- **Task to carry out**
Wherever the word "comments" appears in the entries, copy the whole line.

- **Data provided**
.....

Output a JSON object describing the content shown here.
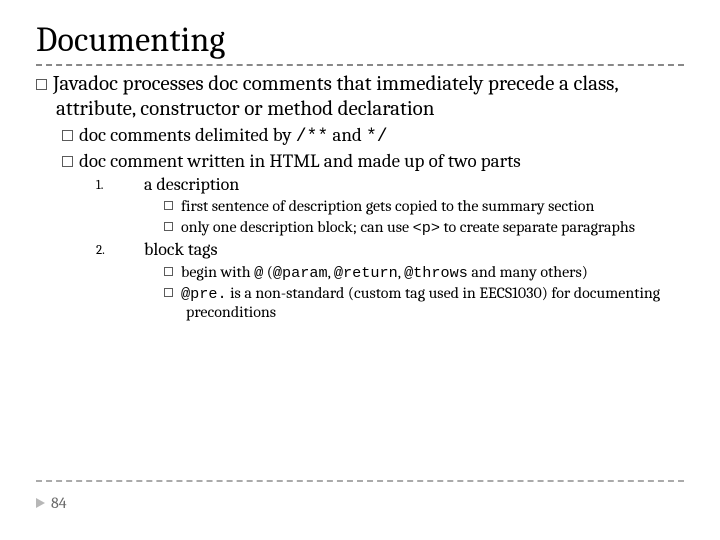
{
  "title": "Documenting",
  "bullets": {
    "l1": "Javadoc processes doc comments that immediately precede a class, attribute, constructor or method declaration",
    "l2a_pre": "doc comments delimited by ",
    "l2a_code1": "/**",
    "l2a_mid": " and ",
    "l2a_code2": "*/",
    "l2b": "doc comment written in HTML and made up of two parts",
    "n1": "1.",
    "p1": "a description",
    "p1a": "first sentence of description gets copied to the summary section",
    "p1b_pre": "only one description block; can use ",
    "p1b_code": "<p>",
    "p1b_post": " to create separate paragraphs",
    "n2": "2.",
    "p2": "block tags",
    "p2a_pre": "begin with ",
    "p2a_at": "@",
    "p2a_open": " (",
    "p2a_c1": "@param",
    "p2a_s1": ", ",
    "p2a_c2": "@return",
    "p2a_s2": ", ",
    "p2a_c3": "@throws",
    "p2a_post": " and many others)",
    "p2b_code": "@pre.",
    "p2b_post": " is a non-standard (custom tag used in EECS1030) for documenting preconditions"
  },
  "slide_number": "84"
}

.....

- **Solution**
    "l1": "Javadoc processes doc comments that immediately precede a class, attribute, constructor or method declaration",
    "l2a_pre": "doc comments delimited by ",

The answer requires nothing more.